[Collected data entries]
▽
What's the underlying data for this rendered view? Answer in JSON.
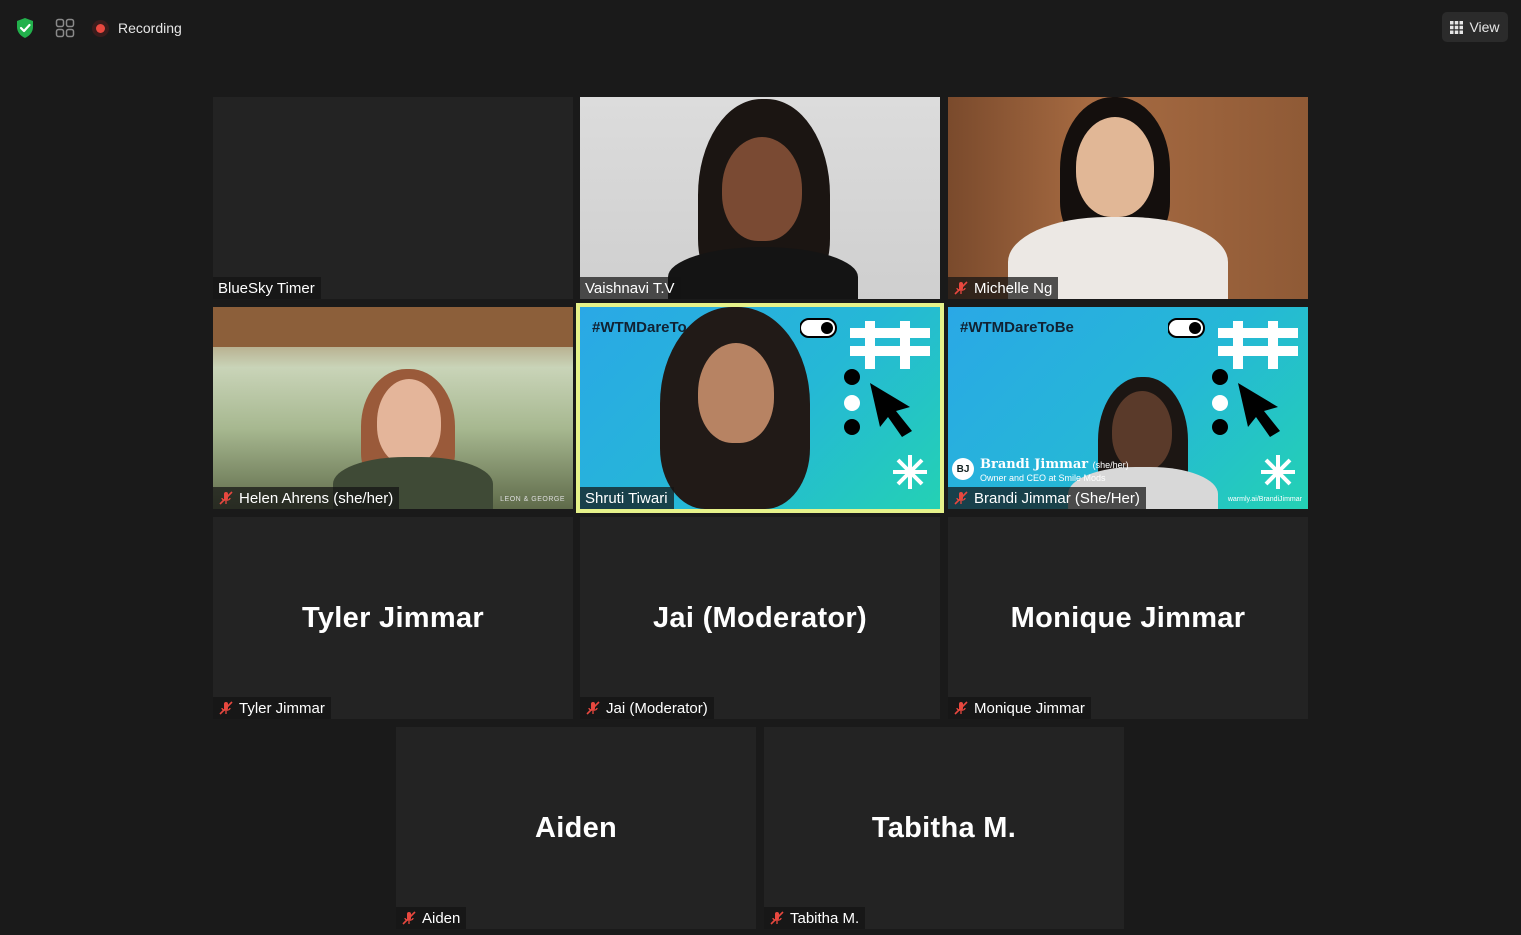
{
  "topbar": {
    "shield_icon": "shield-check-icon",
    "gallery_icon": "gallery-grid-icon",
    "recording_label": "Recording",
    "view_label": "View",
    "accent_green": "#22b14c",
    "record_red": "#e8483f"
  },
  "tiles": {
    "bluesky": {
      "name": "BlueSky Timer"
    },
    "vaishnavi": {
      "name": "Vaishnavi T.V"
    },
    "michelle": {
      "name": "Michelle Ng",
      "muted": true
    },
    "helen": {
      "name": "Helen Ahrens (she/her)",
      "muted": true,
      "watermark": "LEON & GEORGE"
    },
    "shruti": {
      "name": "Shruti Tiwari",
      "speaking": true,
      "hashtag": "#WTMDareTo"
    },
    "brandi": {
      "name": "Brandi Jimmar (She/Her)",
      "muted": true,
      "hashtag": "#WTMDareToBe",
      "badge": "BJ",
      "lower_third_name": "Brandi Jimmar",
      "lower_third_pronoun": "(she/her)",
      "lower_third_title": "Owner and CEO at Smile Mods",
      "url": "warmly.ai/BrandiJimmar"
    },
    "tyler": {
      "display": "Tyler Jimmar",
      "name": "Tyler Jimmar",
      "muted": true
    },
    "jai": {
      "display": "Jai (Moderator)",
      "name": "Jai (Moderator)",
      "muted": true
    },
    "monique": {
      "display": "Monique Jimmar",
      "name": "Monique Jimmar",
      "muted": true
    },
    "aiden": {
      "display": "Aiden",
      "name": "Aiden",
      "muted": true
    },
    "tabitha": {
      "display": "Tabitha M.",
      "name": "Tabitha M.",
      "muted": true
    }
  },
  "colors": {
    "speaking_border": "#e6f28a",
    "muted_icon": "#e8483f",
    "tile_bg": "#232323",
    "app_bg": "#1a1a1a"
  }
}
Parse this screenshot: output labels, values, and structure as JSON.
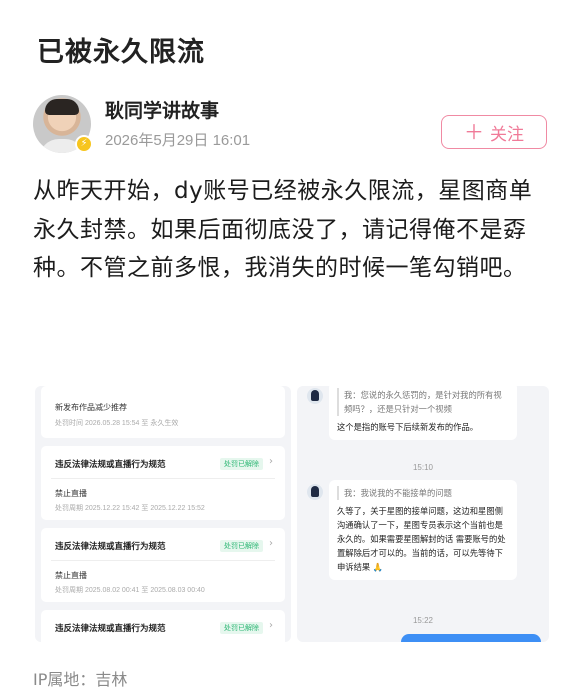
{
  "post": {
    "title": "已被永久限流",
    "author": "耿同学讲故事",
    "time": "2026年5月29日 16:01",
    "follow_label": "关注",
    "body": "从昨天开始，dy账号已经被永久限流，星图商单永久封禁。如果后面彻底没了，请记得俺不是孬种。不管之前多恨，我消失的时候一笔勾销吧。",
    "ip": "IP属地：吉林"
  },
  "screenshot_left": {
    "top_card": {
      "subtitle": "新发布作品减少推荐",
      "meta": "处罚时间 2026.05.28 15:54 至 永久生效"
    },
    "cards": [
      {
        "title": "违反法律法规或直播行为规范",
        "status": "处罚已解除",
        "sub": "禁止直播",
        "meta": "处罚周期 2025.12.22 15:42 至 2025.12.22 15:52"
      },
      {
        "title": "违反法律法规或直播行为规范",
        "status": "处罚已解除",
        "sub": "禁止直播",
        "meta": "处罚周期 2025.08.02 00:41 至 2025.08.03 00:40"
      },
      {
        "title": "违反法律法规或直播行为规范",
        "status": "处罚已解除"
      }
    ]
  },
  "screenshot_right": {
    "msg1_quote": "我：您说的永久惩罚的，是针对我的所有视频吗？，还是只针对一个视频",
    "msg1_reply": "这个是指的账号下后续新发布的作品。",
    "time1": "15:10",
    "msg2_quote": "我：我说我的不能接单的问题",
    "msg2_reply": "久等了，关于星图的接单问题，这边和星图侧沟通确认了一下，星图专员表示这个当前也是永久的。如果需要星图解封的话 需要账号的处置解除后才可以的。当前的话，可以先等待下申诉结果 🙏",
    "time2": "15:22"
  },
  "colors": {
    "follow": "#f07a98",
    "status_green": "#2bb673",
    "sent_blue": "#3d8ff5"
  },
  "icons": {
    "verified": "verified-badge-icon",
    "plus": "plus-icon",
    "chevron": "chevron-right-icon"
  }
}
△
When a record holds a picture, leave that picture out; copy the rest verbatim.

What's the underlying data for this rendered view? Answer in JSON.
{
  "topbar": {
    "shield_icon": "shield-check-icon",
    "gallery_icon": "gallery-grid-icon",
    "recording_label": "Recording",
    "view_label": "View",
    "accent_green": "#22b14c",
    "record_red": "#e8483f"
  },
  "tiles": {
    "bluesky": {
      "name": "BlueSky Timer"
    },
    "vaishnavi": {
      "name": "Vaishnavi T.V"
    },
    "michelle": {
      "name": "Michelle Ng",
      "muted": true
    },
    "helen": {
      "name": "Helen Ahrens (she/her)",
      "muted": true,
      "watermark": "LEON & GEORGE"
    },
    "shruti": {
      "name": "Shruti Tiwari",
      "speaking": true,
      "hashtag": "#WTMDareTo"
    },
    "brandi": {
      "name": "Brandi Jimmar (She/Her)",
      "muted": true,
      "hashtag": "#WTMDareToBe",
      "badge": "BJ",
      "lower_third_name": "Brandi Jimmar",
      "lower_third_pronoun": "(she/her)",
      "lower_third_title": "Owner and CEO at Smile Mods",
      "url": "warmly.ai/BrandiJimmar"
    },
    "tyler": {
      "display": "Tyler Jimmar",
      "name": "Tyler Jimmar",
      "muted": true
    },
    "jai": {
      "display": "Jai (Moderator)",
      "name": "Jai (Moderator)",
      "muted": true
    },
    "monique": {
      "display": "Monique Jimmar",
      "name": "Monique Jimmar",
      "muted": true
    },
    "aiden": {
      "display": "Aiden",
      "name": "Aiden",
      "muted": true
    },
    "tabitha": {
      "display": "Tabitha M.",
      "name": "Tabitha M.",
      "muted": true
    }
  },
  "colors": {
    "speaking_border": "#e6f28a",
    "muted_icon": "#e8483f",
    "tile_bg": "#232323",
    "app_bg": "#1a1a1a"
  }
}
Parse this screenshot: output labels, values, and structure as JSON.
{
  "post": {
    "title": "已被永久限流",
    "author": "耿同学讲故事",
    "time": "2026年5月29日 16:01",
    "follow_label": "关注",
    "body": "从昨天开始，dy账号已经被永久限流，星图商单永久封禁。如果后面彻底没了，请记得俺不是孬种。不管之前多恨，我消失的时候一笔勾销吧。",
    "ip": "IP属地：吉林"
  },
  "screenshot_left": {
    "top_card": {
      "subtitle": "新发布作品减少推荐",
      "meta": "处罚时间 2026.05.28 15:54 至 永久生效"
    },
    "cards": [
      {
        "title": "违反法律法规或直播行为规范",
        "status": "处罚已解除",
        "sub": "禁止直播",
        "meta": "处罚周期 2025.12.22 15:42 至 2025.12.22 15:52"
      },
      {
        "title": "违反法律法规或直播行为规范",
        "status": "处罚已解除",
        "sub": "禁止直播",
        "meta": "处罚周期 2025.08.02 00:41 至 2025.08.03 00:40"
      },
      {
        "title": "违反法律法规或直播行为规范",
        "status": "处罚已解除"
      }
    ]
  },
  "screenshot_right": {
    "msg1_quote": "我：您说的永久惩罚的，是针对我的所有视频吗？，还是只针对一个视频",
    "msg1_reply": "这个是指的账号下后续新发布的作品。",
    "time1": "15:10",
    "msg2_quote": "我：我说我的不能接单的问题",
    "msg2_reply": "久等了，关于星图的接单问题，这边和星图侧沟通确认了一下，星图专员表示这个当前也是永久的。如果需要星图解封的话 需要账号的处置解除后才可以的。当前的话，可以先等待下申诉结果 🙏",
    "time2": "15:22"
  },
  "colors": {
    "follow": "#f07a98",
    "status_green": "#2bb673",
    "sent_blue": "#3d8ff5"
  },
  "icons": {
    "verified": "verified-badge-icon",
    "plus": "plus-icon",
    "chevron": "chevron-right-icon"
  }
}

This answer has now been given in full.